Will you lose the keyboard? One of the benefits of looking at the patent claims of a corporation is to find out where the future looks. This is probably the case with Apple’s new MacBook patent.
In a patent named “Device Having integrated Interface System,” the latest knowledge is included. Apple defines a laptop using a touch-based lower surface instead of a traditional keyboard in this continuation patent. Patently Apple, Jack Purcher sees it more closely:
“With this next-gen MacBook having a glass input surface, it also means that the MacBook could take on entirely different features beyond the keyboard and trackpad … It could potentially provide users with a game-control interface while playing a video game. It could provide DJs with a touch-based turntable and audio controls. It can offer video editors with an interface that could take advantage of the video game interface.”
This all is sexy, but what about good old fashioned typing? o Putting aside the concept of a completely touchscreen-based keyboard (even though there are various consumables used to type on a tablet or smartphone screen only), the patent indicates that a thin physical keyboard may be mounted over the touch-enabled surface. This will physically translate the typing motions on the touchscreen below; a technique that Purcher notes would be used throughout the upcoming Surface Neo However, this is something that can be seen back in the history of mobile devices (2000’s Ericsson R380 being an early example).
Curiously, the upcoming iPhone 12 family will be fitted with a magnet ring on the back of the device, believing that this will help direct the handset to a wireless charger. Maybe anyone at Apple has a certain magnet attraction?
As well as the touch interface, the patent also states the use of reverse wireless charging, with the region where the wrists will usually be able to charge properly fitted devices, such as the Apple Watch or the iPhone, possibly when the laptop is not in use.
Of course, no proprietary technology can be expected to hit the market, and even if it is unlikely to be seen in the very next publication. This is definitely the case with this ‘keyboardless’ MacBook. What patents show is what a company is working on and developing. In the case of Apple, a complete touch sensitive region is not out of the question. After all, the function keys have already been replaced with the touch bar on MacBook Pro computers, so why not go all the way?
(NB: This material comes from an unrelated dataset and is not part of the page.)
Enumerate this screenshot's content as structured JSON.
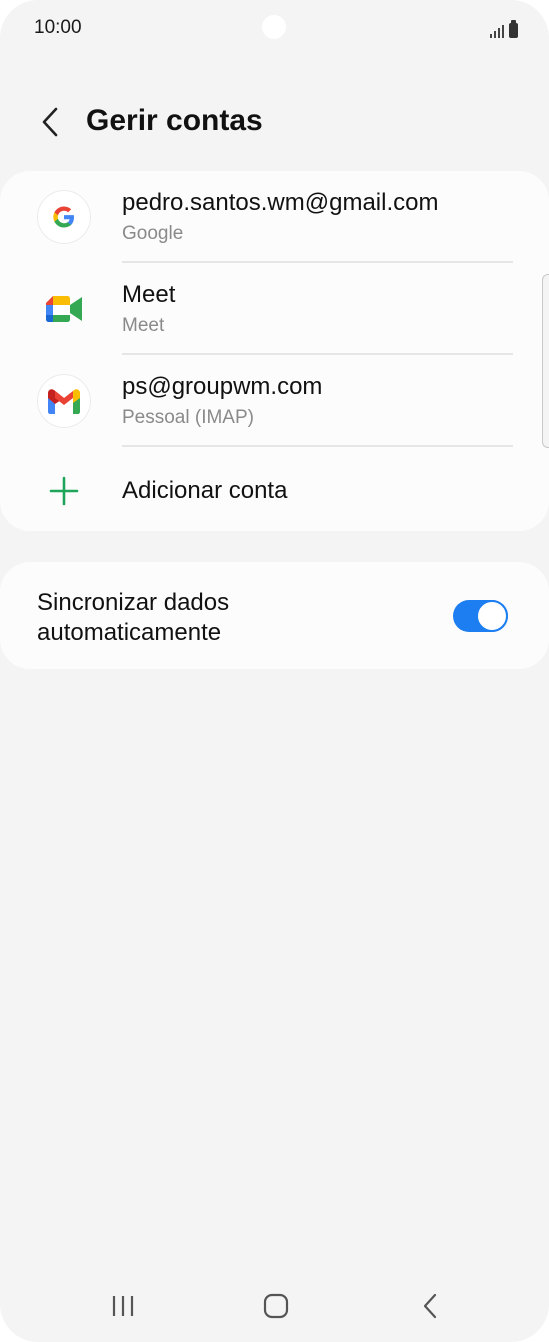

What is more likely is a MacBook where the entire area below the keyboard is protected by this touch-sensitive surface; possibly with a display underneath, wireless reverse charging, or both.